Prompt:
An exact copy of the records below is needed, with every picture left out.
◇ ◇ ◇ ◇ ◇
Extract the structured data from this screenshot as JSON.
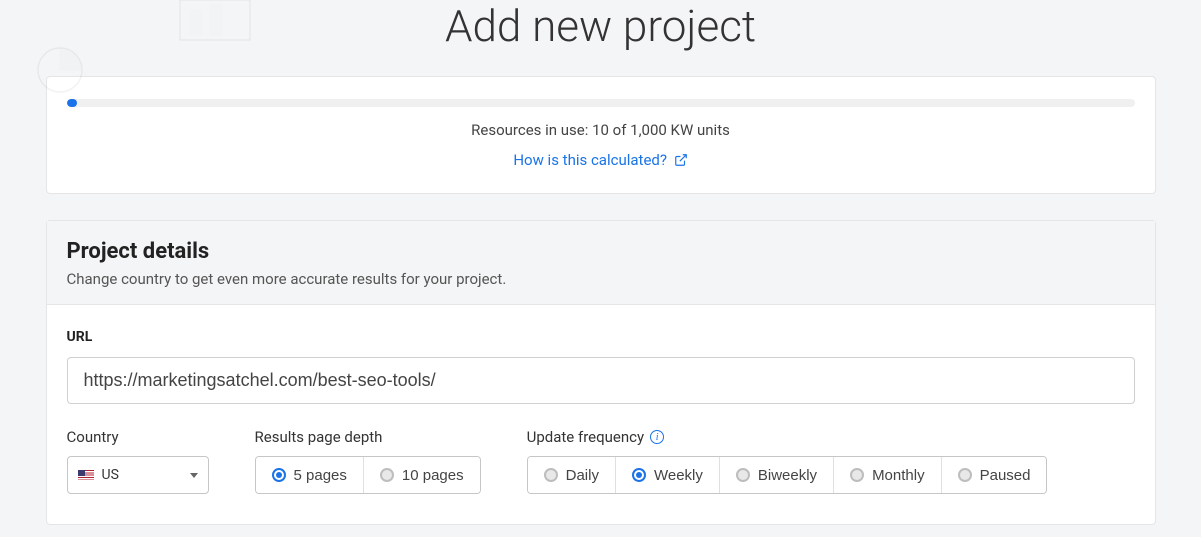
{
  "page": {
    "title": "Add new project"
  },
  "resources": {
    "usage_text": "Resources in use: 10 of 1,000 KW units",
    "calc_link": "How is this calculated?",
    "progress_percent": 1
  },
  "details": {
    "title": "Project details",
    "subtitle": "Change country to get even more accurate results for your project."
  },
  "url": {
    "label": "URL",
    "value": "https://marketingsatchel.com/best-seo-tools/"
  },
  "country": {
    "label": "Country",
    "selected": "US"
  },
  "depth": {
    "label": "Results page depth",
    "options": [
      "5 pages",
      "10 pages"
    ],
    "selected_index": 0
  },
  "frequency": {
    "label": "Update frequency",
    "options": [
      "Daily",
      "Weekly",
      "Biweekly",
      "Monthly",
      "Paused"
    ],
    "selected_index": 1
  }
}
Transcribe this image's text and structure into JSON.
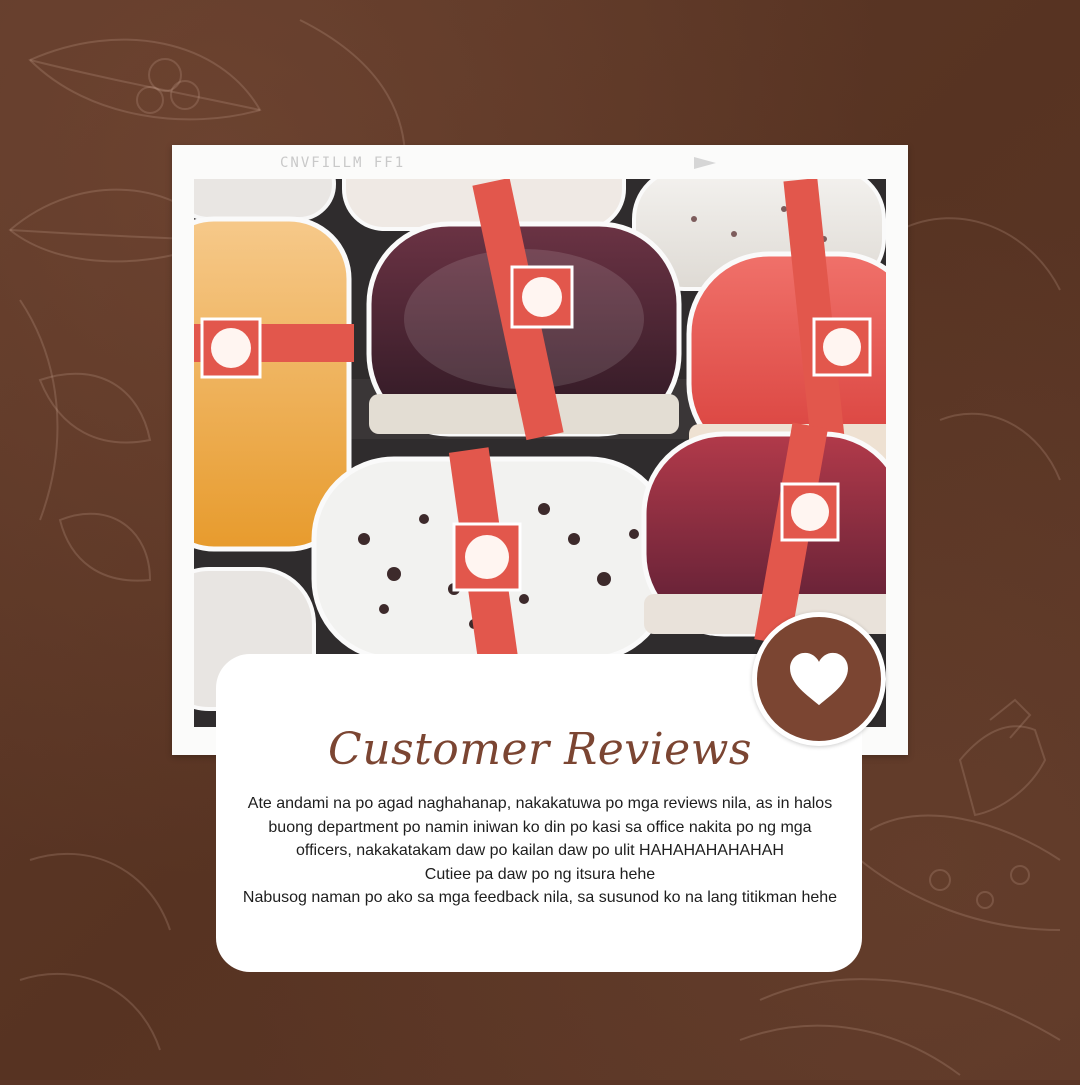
{
  "photo_frame": {
    "film_label": "CNVFILLM FF1"
  },
  "review": {
    "title": "Customer Reviews",
    "lines": [
      "Ate andami na po agad naghahanap, nakakatuwa po mga reviews nila, as in halos buong department po namin iniwan ko din po kasi sa office nakita po ng mga officers, nakakatakam daw po kailan daw po ulit HAHAHAHAHAHAH",
      "Cutiee pa daw po ng itsura hehe",
      "Nabusog naman po ako sa mga feedback nila, sa susunod ko na lang titikman hehe"
    ]
  },
  "badge": {
    "icon": "heart-icon"
  },
  "colors": {
    "background": "#5a3526",
    "accent": "#7b4532",
    "card": "#ffffff"
  }
}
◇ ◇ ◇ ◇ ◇
Your solution:
Extract the structured data from this screenshot as JSON.
{
  "page": {
    "title": "Add new project"
  },
  "resources": {
    "usage_text": "Resources in use: 10 of 1,000 KW units",
    "calc_link": "How is this calculated?",
    "progress_percent": 1
  },
  "details": {
    "title": "Project details",
    "subtitle": "Change country to get even more accurate results for your project."
  },
  "url": {
    "label": "URL",
    "value": "https://marketingsatchel.com/best-seo-tools/"
  },
  "country": {
    "label": "Country",
    "selected": "US"
  },
  "depth": {
    "label": "Results page depth",
    "options": [
      "5 pages",
      "10 pages"
    ],
    "selected_index": 0
  },
  "frequency": {
    "label": "Update frequency",
    "options": [
      "Daily",
      "Weekly",
      "Biweekly",
      "Monthly",
      "Paused"
    ],
    "selected_index": 1
  }
}
Transcribe this image's text and structure into JSON.
{
  "photo_frame": {
    "film_label": "CNVFILLM FF1"
  },
  "review": {
    "title": "Customer Reviews",
    "lines": [
      "Ate andami na po agad naghahanap, nakakatuwa po mga reviews nila, as in halos buong department po namin iniwan ko din po kasi sa office nakita po ng mga officers, nakakatakam daw po kailan daw po ulit HAHAHAHAHAHAH",
      "Cutiee pa daw po ng itsura hehe",
      "Nabusog naman po ako sa mga feedback nila, sa susunod ko na lang titikman hehe"
    ]
  },
  "badge": {
    "icon": "heart-icon"
  },
  "colors": {
    "background": "#5a3526",
    "accent": "#7b4532",
    "card": "#ffffff"
  }
}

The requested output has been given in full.